PROBLEM DETAILS: Wherever "CamBam" turns up in a line of the entries below, that line counts. Say how many such lines there are, with no other words.

EXTRACTED INFORMATION:

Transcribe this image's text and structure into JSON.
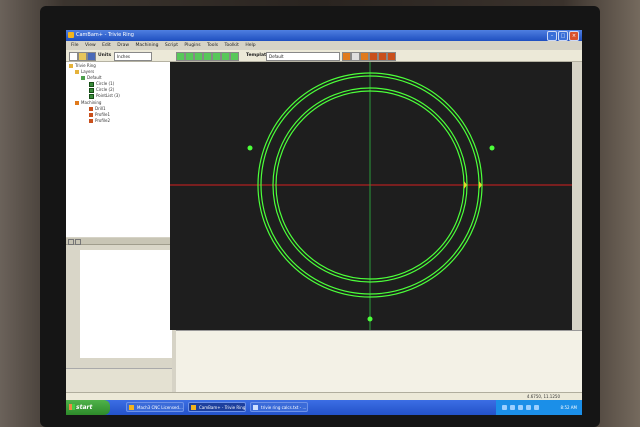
{
  "window": {
    "title": "CamBam+ - Trivie Ring"
  },
  "menu": [
    "File",
    "View",
    "Edit",
    "Draw",
    "Machining",
    "Script",
    "Plugins",
    "Tools",
    "Toolkit",
    "Help"
  ],
  "toolbar": {
    "units_label": "Units",
    "units_value": "Inches",
    "template_label": "Template",
    "template_value": "Default"
  },
  "tree": {
    "root": "Trivie Ring",
    "layers": "Layers",
    "default_layer": "Default",
    "shapes": [
      "Circle (1)",
      "Circle (2)",
      "PointList (3)"
    ],
    "machining": "Machining",
    "parts": [
      "Drill1",
      "Profile1",
      "Profile2"
    ]
  },
  "status": {
    "coords": "4.6750, 11.1250"
  },
  "taskbar": {
    "start": "start",
    "tasks": [
      "Mach3 CNC Licensed...",
      "CamBam+ - Trivie Ring",
      "trivie ring calcs.txt - ..."
    ],
    "clock": "8:52 AM"
  },
  "colors": {
    "shape": "#4cff3a",
    "x_axis": "#d42020",
    "y_axis": "#2a9a3a",
    "canvas_bg": "#1e1e1e"
  }
}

EXERCISE SOLUTION: 2